==== MATERIAL FOR THIS EXERCISE
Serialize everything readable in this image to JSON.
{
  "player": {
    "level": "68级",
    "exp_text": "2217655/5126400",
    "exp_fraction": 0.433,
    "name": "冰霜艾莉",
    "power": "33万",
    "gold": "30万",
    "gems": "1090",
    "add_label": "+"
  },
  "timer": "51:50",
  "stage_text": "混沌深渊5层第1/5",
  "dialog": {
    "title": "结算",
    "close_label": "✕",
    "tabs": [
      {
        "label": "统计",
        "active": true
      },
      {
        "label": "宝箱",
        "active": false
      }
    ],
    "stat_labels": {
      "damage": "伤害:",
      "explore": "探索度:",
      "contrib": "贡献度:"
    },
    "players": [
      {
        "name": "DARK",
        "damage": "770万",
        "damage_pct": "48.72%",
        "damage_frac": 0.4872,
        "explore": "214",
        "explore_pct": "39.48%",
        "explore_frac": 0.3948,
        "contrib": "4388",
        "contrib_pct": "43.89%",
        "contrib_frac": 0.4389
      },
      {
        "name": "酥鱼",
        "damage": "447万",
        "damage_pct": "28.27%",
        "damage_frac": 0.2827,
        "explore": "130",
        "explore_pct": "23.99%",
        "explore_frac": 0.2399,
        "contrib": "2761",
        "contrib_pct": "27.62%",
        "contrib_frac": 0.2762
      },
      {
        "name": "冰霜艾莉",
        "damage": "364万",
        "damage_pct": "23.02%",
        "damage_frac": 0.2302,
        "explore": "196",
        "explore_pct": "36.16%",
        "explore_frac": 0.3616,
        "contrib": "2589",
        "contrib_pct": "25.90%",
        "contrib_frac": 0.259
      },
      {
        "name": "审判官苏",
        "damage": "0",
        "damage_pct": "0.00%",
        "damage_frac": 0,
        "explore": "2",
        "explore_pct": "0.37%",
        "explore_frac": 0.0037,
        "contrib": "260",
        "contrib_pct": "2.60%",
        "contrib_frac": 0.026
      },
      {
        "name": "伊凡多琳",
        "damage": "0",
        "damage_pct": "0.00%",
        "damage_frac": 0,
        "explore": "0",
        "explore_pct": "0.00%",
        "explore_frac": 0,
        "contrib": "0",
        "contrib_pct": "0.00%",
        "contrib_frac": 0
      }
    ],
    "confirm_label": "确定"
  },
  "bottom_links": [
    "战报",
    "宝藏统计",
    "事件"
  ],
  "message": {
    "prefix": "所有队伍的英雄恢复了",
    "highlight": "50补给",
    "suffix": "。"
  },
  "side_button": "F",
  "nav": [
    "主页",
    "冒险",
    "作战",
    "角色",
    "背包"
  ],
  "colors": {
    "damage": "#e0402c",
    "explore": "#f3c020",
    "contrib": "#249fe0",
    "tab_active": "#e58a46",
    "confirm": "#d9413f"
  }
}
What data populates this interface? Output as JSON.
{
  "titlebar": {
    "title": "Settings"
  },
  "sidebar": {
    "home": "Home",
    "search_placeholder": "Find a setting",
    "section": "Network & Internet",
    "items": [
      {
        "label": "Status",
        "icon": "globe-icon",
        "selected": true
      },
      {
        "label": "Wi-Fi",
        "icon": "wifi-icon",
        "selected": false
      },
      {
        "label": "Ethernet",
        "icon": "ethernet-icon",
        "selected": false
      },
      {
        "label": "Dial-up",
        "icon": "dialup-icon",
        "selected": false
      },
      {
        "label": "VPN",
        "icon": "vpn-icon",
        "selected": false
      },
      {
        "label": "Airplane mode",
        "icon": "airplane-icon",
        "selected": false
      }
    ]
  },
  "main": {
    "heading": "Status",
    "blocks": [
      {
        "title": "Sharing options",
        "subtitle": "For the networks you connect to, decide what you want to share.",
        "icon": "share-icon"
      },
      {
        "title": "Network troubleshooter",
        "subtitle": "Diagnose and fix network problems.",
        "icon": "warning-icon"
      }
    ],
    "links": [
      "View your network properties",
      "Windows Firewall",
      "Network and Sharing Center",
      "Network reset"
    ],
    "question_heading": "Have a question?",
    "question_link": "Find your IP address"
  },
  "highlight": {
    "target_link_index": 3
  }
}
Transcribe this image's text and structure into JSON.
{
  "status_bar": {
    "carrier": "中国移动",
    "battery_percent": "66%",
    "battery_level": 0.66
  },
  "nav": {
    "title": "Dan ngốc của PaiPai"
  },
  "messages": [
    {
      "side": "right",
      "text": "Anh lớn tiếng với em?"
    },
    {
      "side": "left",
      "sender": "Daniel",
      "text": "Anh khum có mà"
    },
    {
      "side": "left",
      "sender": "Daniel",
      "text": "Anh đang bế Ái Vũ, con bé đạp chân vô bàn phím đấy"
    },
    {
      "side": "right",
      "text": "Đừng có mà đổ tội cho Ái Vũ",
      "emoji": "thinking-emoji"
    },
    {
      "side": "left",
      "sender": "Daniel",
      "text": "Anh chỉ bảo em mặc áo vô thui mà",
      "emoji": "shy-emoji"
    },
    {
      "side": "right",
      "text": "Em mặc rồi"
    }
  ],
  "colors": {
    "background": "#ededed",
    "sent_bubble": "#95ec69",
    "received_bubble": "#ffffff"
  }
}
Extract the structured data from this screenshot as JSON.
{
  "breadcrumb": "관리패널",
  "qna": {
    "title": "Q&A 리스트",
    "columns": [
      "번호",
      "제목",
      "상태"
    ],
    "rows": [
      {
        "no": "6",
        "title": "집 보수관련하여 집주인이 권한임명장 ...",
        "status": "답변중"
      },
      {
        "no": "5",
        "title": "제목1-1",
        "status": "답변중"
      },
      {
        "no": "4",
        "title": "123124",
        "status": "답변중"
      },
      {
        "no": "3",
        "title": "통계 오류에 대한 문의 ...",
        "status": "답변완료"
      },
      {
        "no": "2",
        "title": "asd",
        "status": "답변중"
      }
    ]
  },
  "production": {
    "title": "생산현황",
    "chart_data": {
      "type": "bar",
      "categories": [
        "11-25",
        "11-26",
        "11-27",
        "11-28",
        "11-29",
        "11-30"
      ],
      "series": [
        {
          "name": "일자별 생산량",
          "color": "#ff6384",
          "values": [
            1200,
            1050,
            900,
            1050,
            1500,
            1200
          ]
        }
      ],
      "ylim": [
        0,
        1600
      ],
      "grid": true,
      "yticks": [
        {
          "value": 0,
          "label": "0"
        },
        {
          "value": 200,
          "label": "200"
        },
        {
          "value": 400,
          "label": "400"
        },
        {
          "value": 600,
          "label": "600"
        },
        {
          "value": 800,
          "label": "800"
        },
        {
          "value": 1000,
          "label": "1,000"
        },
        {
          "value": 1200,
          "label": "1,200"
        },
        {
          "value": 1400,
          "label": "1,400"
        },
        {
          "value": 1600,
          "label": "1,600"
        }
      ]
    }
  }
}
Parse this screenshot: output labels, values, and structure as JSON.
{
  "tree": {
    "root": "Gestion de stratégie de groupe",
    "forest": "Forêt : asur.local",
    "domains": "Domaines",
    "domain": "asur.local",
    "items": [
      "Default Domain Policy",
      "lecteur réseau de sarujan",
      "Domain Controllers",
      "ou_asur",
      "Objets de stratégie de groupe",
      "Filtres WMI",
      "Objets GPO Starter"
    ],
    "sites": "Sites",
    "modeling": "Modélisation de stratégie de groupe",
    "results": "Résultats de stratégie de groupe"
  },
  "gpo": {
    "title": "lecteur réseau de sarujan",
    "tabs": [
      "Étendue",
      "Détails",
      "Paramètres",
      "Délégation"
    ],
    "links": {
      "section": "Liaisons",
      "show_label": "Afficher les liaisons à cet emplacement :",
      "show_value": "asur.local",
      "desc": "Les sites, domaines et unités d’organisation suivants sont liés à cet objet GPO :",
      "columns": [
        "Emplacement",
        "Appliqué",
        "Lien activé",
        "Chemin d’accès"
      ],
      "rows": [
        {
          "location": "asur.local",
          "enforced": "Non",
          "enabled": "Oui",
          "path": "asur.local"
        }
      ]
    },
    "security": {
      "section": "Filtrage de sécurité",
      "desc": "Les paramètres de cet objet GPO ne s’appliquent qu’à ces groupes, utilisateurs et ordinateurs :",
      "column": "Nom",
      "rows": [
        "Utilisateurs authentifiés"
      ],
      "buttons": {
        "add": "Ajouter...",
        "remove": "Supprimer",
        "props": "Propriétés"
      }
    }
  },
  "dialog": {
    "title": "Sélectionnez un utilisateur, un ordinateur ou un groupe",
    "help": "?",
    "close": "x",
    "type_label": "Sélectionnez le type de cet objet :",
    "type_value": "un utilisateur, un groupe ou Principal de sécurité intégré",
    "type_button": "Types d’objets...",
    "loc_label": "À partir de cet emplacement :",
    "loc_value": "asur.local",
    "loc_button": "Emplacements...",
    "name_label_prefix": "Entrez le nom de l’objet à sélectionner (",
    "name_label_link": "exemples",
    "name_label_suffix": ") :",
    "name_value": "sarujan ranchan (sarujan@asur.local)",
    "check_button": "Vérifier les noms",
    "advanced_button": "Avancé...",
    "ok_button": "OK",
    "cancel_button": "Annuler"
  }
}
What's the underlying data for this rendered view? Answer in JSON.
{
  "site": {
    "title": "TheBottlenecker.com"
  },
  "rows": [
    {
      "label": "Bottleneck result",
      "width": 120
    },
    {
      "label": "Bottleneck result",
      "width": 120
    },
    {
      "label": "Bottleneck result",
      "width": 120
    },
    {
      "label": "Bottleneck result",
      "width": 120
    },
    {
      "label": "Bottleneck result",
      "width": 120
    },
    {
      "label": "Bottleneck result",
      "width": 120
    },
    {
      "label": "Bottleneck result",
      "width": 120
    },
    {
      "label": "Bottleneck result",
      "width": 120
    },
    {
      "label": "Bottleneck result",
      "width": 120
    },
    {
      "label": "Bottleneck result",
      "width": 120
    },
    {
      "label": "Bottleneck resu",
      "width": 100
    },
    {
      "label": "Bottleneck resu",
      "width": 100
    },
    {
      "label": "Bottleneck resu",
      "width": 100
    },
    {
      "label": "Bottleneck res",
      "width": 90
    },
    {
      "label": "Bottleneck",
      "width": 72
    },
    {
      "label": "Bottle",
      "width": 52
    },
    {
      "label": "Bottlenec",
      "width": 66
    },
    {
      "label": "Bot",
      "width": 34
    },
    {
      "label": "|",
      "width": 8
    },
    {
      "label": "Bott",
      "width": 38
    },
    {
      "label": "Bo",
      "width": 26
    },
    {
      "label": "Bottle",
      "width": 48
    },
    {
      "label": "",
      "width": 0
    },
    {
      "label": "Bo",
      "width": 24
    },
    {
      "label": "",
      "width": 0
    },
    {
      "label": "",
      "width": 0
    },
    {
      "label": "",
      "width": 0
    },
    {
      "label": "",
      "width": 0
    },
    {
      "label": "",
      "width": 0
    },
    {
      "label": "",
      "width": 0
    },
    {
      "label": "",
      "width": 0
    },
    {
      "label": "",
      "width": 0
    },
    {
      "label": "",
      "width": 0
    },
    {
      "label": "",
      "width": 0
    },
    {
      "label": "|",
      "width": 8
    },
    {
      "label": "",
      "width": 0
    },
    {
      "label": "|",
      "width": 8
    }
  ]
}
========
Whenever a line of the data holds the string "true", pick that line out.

- ANSWER TO THIS EXERCISE -
        "active": true
        "selected": true
      "grid": true,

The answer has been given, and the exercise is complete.